World Series victories over Concordia and Keiser helped the Grenadiers set a new program-best with 50 victories, the first instance in program history. The Grenadier offense was especially historic as they set program records in nearly every offensive category, including hitting 64 home runs, notching 503 RBI, and stealing 155 bases, among other milestones. Their historic postseason run rewarded them by finishing the year ranked sixth in the final NAIA Top 25 poll, their highest ranking in program history.

With the season having drawn to a close, the Grenadiers will look to use 2021 as a foundation for the years to come. Such an endeavor will have to come without the services of eight seniors, most of whom played their final baseball game at the pinnacle of NAIA Baseball. Those seniors include the absent Hunter Kloke and Matt Monahan, alongside pitchers Trevor Reynolds, Jacob Frankel, Jared Jones, and Payton Bledsoe, infielder Jake Scott, and outfielder Marco Romero.

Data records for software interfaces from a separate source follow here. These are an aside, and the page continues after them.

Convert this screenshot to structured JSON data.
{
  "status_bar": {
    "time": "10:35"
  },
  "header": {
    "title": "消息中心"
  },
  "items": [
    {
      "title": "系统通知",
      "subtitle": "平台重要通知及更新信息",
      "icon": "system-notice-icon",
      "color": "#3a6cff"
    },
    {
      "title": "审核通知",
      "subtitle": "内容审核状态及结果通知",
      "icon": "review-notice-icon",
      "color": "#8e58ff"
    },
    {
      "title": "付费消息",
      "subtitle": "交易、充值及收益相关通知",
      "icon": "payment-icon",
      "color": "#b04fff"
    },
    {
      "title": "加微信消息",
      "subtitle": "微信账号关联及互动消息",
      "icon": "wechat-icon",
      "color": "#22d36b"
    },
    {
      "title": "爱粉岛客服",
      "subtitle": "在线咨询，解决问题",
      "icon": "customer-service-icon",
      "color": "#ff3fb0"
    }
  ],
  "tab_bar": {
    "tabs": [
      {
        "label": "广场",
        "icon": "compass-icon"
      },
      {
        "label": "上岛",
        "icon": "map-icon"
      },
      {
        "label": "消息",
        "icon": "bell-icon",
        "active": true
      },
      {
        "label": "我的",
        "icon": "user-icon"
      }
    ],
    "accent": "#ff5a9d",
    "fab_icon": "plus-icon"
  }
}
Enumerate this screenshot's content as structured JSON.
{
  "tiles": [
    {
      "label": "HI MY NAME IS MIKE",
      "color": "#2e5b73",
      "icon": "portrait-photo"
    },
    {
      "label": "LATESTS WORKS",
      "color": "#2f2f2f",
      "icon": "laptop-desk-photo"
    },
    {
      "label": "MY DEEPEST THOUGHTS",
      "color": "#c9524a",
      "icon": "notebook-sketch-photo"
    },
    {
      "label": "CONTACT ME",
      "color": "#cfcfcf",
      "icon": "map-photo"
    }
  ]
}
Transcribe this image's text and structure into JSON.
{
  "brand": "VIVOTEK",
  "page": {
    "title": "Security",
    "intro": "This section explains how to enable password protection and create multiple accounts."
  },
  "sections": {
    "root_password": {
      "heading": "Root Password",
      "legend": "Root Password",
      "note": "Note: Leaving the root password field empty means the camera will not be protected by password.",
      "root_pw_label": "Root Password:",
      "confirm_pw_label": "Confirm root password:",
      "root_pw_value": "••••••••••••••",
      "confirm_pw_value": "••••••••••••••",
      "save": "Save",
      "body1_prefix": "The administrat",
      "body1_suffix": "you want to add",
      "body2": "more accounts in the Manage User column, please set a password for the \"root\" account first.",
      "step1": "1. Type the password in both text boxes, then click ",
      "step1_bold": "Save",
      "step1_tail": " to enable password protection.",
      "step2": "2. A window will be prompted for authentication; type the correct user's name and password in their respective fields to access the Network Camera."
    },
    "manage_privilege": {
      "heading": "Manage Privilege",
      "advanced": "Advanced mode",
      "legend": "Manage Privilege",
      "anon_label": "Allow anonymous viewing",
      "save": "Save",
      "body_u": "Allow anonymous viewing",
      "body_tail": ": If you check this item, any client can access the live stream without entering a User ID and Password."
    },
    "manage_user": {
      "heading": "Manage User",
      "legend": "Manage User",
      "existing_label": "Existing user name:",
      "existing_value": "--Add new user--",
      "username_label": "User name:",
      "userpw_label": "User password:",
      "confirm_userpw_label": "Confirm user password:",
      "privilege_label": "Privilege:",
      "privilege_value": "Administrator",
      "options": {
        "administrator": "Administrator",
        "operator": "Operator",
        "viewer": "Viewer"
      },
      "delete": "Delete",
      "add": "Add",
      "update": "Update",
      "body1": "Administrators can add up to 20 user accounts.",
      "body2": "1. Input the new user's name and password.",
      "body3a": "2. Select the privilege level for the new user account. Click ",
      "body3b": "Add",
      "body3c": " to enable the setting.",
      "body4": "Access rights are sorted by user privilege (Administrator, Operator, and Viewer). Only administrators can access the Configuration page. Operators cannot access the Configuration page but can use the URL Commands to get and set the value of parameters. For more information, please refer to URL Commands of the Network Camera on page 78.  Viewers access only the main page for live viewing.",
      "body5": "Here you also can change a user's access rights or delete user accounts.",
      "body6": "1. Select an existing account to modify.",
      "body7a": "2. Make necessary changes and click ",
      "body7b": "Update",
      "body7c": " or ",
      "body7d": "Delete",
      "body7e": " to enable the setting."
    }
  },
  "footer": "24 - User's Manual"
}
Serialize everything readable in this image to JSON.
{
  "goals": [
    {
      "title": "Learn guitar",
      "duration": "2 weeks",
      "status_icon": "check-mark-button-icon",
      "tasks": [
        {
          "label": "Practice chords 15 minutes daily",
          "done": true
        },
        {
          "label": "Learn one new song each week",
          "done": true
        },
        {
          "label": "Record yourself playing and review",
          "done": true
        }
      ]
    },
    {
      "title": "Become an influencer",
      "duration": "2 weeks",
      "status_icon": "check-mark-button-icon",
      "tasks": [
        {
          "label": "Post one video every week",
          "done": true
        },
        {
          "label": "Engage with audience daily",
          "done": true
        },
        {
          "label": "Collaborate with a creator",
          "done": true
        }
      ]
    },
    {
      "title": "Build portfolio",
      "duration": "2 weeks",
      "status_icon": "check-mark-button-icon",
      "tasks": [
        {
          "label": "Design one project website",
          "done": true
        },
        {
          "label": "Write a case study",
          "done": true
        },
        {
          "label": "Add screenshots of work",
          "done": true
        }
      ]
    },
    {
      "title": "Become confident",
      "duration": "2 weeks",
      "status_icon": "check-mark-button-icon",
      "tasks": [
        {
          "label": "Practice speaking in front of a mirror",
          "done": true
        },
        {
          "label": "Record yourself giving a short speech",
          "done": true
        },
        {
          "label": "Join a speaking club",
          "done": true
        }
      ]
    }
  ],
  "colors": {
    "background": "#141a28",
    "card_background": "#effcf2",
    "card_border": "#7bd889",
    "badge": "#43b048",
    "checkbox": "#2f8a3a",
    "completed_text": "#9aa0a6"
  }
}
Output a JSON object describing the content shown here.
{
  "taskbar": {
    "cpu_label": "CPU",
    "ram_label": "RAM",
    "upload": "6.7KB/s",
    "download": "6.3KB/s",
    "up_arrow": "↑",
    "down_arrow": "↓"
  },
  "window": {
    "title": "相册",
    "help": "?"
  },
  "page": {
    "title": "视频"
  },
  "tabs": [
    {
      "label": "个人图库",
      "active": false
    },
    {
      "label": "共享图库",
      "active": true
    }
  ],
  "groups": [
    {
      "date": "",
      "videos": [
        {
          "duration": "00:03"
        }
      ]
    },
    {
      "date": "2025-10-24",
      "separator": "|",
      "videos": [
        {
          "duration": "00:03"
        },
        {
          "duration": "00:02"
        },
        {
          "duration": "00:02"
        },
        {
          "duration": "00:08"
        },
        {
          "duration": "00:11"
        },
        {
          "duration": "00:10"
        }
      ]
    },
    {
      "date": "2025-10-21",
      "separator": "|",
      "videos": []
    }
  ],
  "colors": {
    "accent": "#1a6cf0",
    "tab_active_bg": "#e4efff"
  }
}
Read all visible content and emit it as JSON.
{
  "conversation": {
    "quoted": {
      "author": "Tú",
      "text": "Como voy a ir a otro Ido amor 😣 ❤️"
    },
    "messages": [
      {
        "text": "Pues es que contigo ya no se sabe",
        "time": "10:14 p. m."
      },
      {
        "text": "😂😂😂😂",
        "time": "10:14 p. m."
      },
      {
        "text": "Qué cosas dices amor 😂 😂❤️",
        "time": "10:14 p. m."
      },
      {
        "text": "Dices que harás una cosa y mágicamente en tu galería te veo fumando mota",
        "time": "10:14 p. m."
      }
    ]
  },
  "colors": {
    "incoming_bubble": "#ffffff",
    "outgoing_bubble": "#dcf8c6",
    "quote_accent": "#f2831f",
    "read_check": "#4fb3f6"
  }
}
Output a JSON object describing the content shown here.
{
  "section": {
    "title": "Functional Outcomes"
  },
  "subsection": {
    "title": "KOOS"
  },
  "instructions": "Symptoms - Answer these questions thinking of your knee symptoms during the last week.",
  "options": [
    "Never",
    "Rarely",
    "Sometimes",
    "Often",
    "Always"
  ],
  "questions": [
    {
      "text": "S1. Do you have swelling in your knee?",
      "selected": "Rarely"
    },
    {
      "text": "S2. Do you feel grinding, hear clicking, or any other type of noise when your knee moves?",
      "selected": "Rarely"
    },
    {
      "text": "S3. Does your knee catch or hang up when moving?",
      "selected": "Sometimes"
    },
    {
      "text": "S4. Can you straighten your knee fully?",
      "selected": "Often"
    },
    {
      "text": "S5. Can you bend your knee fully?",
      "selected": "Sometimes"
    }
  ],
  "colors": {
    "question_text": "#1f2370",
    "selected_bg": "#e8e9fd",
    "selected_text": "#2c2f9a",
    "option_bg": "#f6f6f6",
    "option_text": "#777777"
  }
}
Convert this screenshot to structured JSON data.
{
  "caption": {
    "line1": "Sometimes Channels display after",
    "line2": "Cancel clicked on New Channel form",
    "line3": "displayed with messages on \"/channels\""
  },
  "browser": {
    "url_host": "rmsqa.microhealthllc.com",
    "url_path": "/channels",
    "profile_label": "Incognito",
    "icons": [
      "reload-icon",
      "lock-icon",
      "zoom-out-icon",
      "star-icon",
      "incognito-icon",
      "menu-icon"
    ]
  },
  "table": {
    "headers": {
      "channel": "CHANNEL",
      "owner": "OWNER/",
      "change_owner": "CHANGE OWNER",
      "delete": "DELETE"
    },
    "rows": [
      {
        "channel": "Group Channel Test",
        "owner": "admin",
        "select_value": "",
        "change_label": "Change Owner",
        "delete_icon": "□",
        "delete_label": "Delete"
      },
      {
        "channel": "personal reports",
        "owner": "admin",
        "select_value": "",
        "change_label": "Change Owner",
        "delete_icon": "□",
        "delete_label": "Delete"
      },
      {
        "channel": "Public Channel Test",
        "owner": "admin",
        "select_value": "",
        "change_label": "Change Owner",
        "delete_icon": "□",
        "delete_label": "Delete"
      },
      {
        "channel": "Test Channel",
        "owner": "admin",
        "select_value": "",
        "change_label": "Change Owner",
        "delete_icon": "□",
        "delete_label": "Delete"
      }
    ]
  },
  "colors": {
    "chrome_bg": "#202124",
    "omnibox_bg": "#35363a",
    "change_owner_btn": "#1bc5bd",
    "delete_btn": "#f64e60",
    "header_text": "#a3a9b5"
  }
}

“You lose Scott and Monahan, two tremendous assets to this team, you lose Trevor Reynolds, Jacob Frankel, Jared Jones, and so on, all really good players, but nobody is irreplaceable,” Reel said. “We will fill the holes because all championship programs are built on competition and the loyalty of our players and coaches to our program.”

Reel will have the benefit of returning a majority of his main core, led by the likes of Woeste, who was elected to the World Series All-Tournament team, and Tanksley, an NAIA All-American Honorable Mention. As the Grenadiers look toward 2022, the Grenadiers also anticipate the arrival of a strong recruiting class that will once again consist of a mixture of transfers and incoming freshmen. However, nothing is finalized as of yet.

The IU Southeast Baseball team breaks team huddle one last time to officially conclude their historic 2021 season after losing to #11 Faulkner 14-10 in the Avista NAIA World Series. (Joe Glover)

The recruiting emphasis may well lean towards pitching as the Grenadiers finished 2021 with a 5.00 staff ERA. The graduation of four pitchers, including a potential MLB draft pick in Kloke, makes the ever-urgent need for quality arms even more crucial. If the likes of true freshmen Cade Reynolds and Gavin Knust are any indication, the Grenadiers’ pitching staff may be on their way to reaching their full potential.

Should they even come close to that reality, the Grenadiers may find themselves back in Lewiston sooner than most would expect. That goal is only a part of what Reel wants to see his program achieve soon.

“I think we’re all really motivated for next year, we return pretty much everybody and we’re gonna sign an incoming class that’s really good,” Reel said. “Our goal next year is to host regional. I want to host an Opening Round.”